Problem requirements: Retrieve every line from the records in which the word "speed" occurs.

Provided data:
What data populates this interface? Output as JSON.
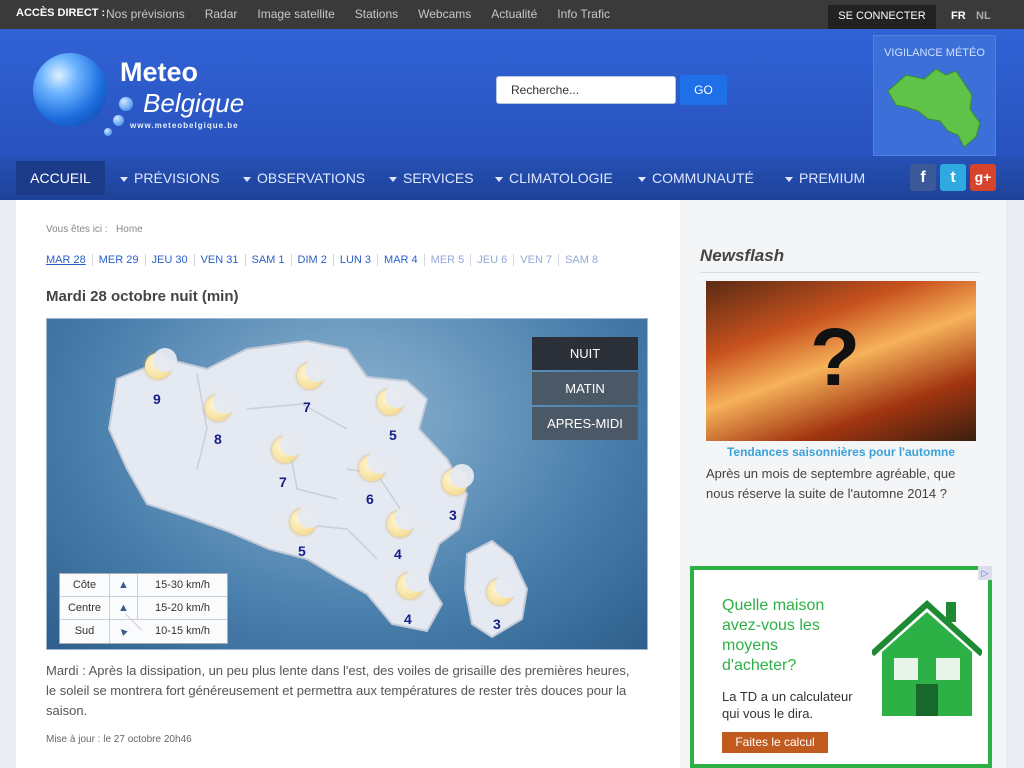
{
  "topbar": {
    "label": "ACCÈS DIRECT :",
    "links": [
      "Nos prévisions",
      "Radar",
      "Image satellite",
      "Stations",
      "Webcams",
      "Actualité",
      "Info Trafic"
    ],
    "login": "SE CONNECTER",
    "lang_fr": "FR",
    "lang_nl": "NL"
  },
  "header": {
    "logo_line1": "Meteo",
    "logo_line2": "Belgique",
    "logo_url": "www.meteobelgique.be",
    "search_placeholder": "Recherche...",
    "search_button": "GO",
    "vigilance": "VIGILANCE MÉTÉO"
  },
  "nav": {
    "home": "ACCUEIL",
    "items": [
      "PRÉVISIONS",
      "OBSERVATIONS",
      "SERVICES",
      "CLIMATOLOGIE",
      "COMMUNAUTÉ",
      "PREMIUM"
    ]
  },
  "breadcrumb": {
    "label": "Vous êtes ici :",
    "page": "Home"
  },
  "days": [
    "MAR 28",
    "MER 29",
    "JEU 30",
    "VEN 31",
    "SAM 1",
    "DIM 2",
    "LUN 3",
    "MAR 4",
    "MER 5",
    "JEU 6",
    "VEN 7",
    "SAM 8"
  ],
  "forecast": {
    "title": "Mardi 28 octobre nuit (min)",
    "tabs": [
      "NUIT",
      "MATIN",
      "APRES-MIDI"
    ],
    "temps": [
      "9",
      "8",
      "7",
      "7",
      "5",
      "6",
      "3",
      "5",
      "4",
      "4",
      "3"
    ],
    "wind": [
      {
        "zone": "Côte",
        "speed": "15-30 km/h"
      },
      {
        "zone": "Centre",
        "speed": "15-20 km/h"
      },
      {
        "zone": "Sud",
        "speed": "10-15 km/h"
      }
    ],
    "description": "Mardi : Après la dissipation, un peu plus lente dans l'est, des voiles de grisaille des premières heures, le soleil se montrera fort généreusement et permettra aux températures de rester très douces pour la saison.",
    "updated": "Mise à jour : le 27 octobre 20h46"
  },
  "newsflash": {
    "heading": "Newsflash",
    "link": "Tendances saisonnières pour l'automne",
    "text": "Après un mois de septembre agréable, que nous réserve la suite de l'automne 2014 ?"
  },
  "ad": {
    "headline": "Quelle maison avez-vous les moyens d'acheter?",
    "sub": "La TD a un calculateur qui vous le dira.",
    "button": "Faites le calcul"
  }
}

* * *

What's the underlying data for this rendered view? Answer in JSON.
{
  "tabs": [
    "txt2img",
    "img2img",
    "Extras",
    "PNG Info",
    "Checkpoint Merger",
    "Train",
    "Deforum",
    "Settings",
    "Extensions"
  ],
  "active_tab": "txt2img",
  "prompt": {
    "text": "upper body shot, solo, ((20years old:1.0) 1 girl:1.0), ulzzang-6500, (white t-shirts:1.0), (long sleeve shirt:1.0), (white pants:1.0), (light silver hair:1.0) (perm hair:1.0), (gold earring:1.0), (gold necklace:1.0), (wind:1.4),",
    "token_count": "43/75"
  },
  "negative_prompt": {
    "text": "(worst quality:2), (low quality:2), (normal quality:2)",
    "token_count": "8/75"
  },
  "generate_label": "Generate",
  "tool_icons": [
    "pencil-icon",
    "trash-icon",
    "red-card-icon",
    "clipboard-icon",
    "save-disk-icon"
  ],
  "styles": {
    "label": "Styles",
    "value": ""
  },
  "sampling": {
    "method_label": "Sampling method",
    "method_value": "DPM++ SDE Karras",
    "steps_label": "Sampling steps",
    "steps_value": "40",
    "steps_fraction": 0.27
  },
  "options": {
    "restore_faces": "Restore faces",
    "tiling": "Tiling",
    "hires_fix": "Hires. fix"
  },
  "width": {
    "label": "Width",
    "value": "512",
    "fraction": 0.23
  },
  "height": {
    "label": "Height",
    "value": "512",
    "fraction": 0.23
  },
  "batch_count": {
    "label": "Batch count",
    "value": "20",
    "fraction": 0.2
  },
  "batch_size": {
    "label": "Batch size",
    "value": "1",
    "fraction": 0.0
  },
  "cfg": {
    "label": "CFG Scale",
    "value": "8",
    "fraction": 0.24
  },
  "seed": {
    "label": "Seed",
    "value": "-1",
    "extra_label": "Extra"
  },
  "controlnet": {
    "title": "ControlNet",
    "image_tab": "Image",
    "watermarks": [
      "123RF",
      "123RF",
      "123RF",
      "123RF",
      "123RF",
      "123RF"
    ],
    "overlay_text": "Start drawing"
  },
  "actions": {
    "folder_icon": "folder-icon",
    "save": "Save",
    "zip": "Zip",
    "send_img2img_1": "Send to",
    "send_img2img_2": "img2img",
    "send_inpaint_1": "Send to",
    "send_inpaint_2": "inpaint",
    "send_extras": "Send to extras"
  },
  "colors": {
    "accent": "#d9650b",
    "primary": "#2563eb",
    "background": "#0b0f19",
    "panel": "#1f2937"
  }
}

Task output:
        "speed": "15-30 km/h"
        "speed": "15-20 km/h"
        "speed": "10-15 km/h"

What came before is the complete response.